Justin T. Bowler
Bowler is a graduate of the University of California, Santa Barbara where he majored in communications. He works as both a live-action and voice actor, host and an independent filmmaker.
He recently co-wrote, executive produced and co-starred in Affection Films’ The Evil I’ve Seen.
NC: From where did you draw inspiration for this film?
JB: The idea was born out of necessity and our location. We had a fire pit and we needed to shoot at night so that the avocado orchard behind us wouldn’t be visible. Additionally, we are fans of Tarantino films and old spaghetti westerns.
NC: What was your biggest challenge during production?
JB: To avoid sound issues, we shot throughout the night on an actual farm in the middle of nowhere. The film’s main location was just fifty yards from a chicken coop. The roosters didn’t understand the importance of the phrase “quiet on set,” and apparently didn’t have strict sleeping habits. So, they were an obstacle all night long. Had it not been for some outstanding sound work, we would have needed to change our title to The Evil of Chickens.
NC: You filled roles both behind and in front of the camera in this film, which do you prefer?
JB: While I prefer acting, the industry is fickle and doesn’t always give me the roles I want or allow me to work with the people I want to work with. I find myself behind the camera out of necessity.
NC: If nothing else, what do you hope that audiences will take away from this film?
JB: As a producer, I want people to walk away with a desire to tell others about the film and demand from the Hollywood machine a higher quality of film to be released in cinemas. As a writer, I want people to quote the film, pondering the multiple meanings each line carries. However, as an actor, I just want more fan mail.
NC: What makes this film a perfect match for Hero Film Festival & Awards?
JB: Heroism is not a birthright; above all, it is defined by one’s actions.
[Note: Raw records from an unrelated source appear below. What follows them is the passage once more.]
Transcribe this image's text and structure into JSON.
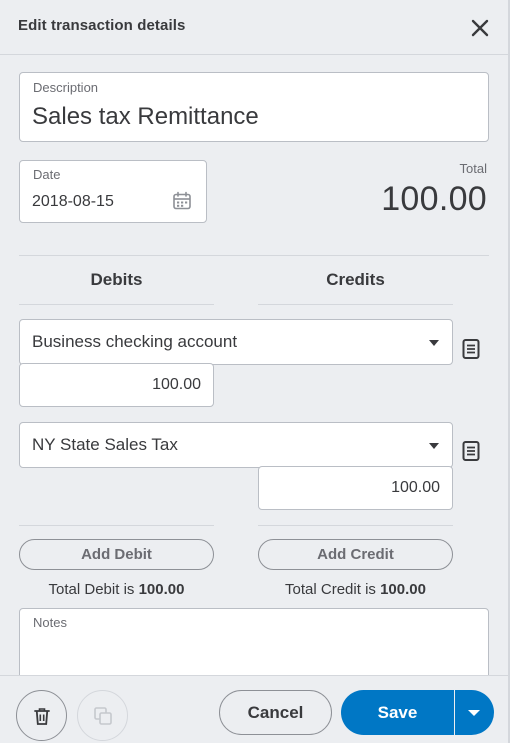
{
  "header": {
    "title": "Edit transaction details",
    "close_icon": "close-icon"
  },
  "form": {
    "description": {
      "label": "Description",
      "value": "Sales tax Remittance"
    },
    "date": {
      "label": "Date",
      "value": "2018-08-15",
      "icon": "calendar-icon"
    },
    "total": {
      "label": "Total",
      "value": "100.00"
    }
  },
  "columns": {
    "debits": "Debits",
    "credits": "Credits"
  },
  "lines": [
    {
      "account": "Business checking account",
      "amount": "100.00",
      "side": "debit",
      "icon": "memo-icon"
    },
    {
      "account": "NY State Sales Tax",
      "amount": "100.00",
      "side": "credit",
      "icon": "memo-icon"
    }
  ],
  "actions": {
    "add_debit": "Add Debit",
    "add_credit": "Add Credit"
  },
  "totals": {
    "debit_prefix": "Total Debit is",
    "debit_value": "100.00",
    "credit_prefix": "Total Credit is",
    "credit_value": "100.00"
  },
  "notes": {
    "label": "Notes",
    "value": ""
  },
  "footer": {
    "delete_icon": "trash-icon",
    "copy_icon": "copy-icon",
    "cancel_label": "Cancel",
    "save_label": "Save",
    "save_menu_icon": "chevron-down-icon"
  },
  "colors": {
    "accent": "#0077c5",
    "panel_bg": "#eceef1",
    "text": "#393a3d",
    "muted": "#6b6c72",
    "border": "#babec5"
  }
}
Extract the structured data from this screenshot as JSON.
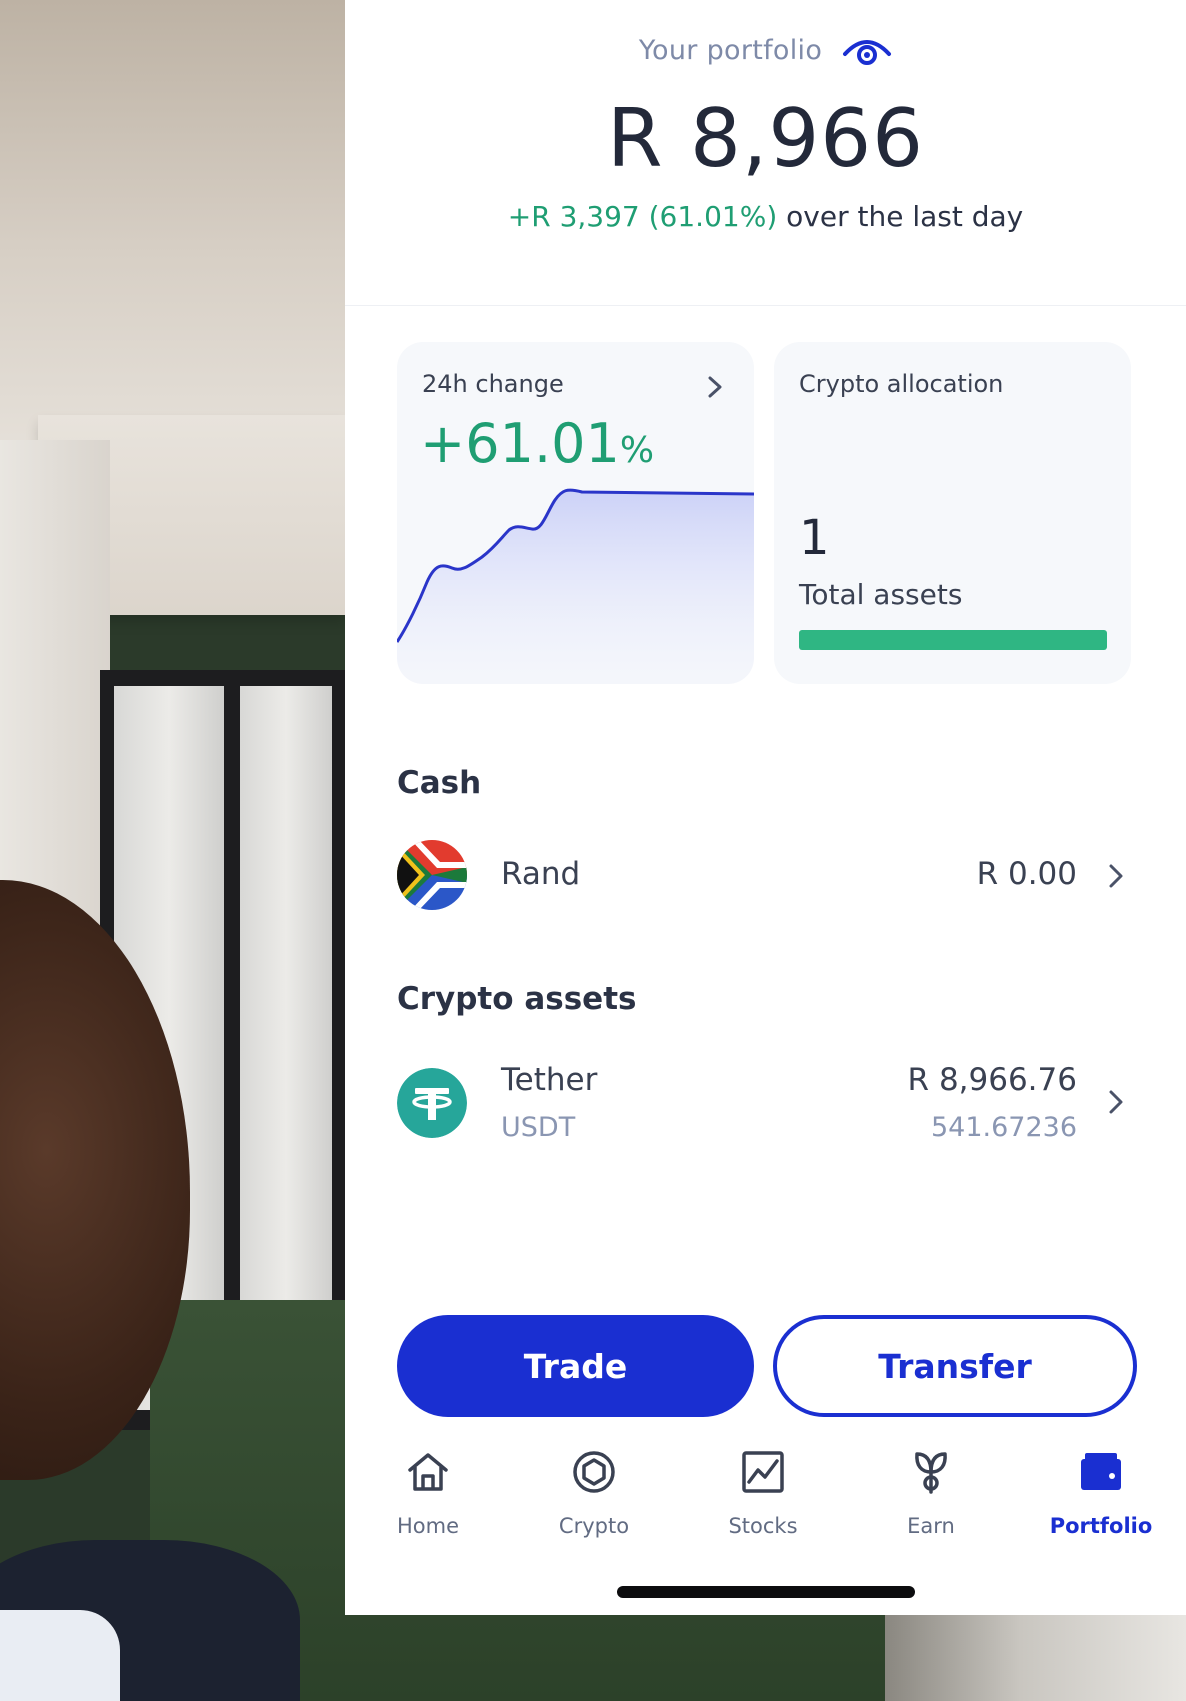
{
  "portfolio": {
    "label": "Your portfolio",
    "total_value": "R 8,966",
    "change_amount": "+R 3,397 (61.01%)",
    "change_period": " over the last day"
  },
  "cards": {
    "change": {
      "title": "24h change",
      "value": "+61.01",
      "unit": "%"
    },
    "allocation": {
      "title": "Crypto allocation",
      "count": "1",
      "count_label": "Total assets",
      "fill_fraction": 1.0
    }
  },
  "cash": {
    "title": "Cash",
    "items": [
      {
        "name": "Rand",
        "value": "R 0.00",
        "icon": "south-africa-flag-icon"
      }
    ]
  },
  "crypto": {
    "title": "Crypto assets",
    "items": [
      {
        "name": "Tether",
        "symbol": "USDT",
        "value": "R 8,966.76",
        "amount": "541.67236",
        "icon": "tether-icon"
      }
    ]
  },
  "actions": {
    "trade": "Trade",
    "transfer": "Transfer"
  },
  "nav": {
    "items": [
      {
        "label": "Home",
        "icon": "home-icon"
      },
      {
        "label": "Crypto",
        "icon": "crypto-icon"
      },
      {
        "label": "Stocks",
        "icon": "stocks-icon"
      },
      {
        "label": "Earn",
        "icon": "earn-icon"
      },
      {
        "label": "Portfolio",
        "icon": "wallet-icon",
        "active": true
      }
    ]
  },
  "colors": {
    "accent": "#1a2fd1",
    "positive": "#1f9e73",
    "bar": "#2fb683"
  }
}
Anyone can be a hero. Our unassuming lead, played by David Herbelin, chooses to be a hero with a little push from someone who is more than likely not a hero.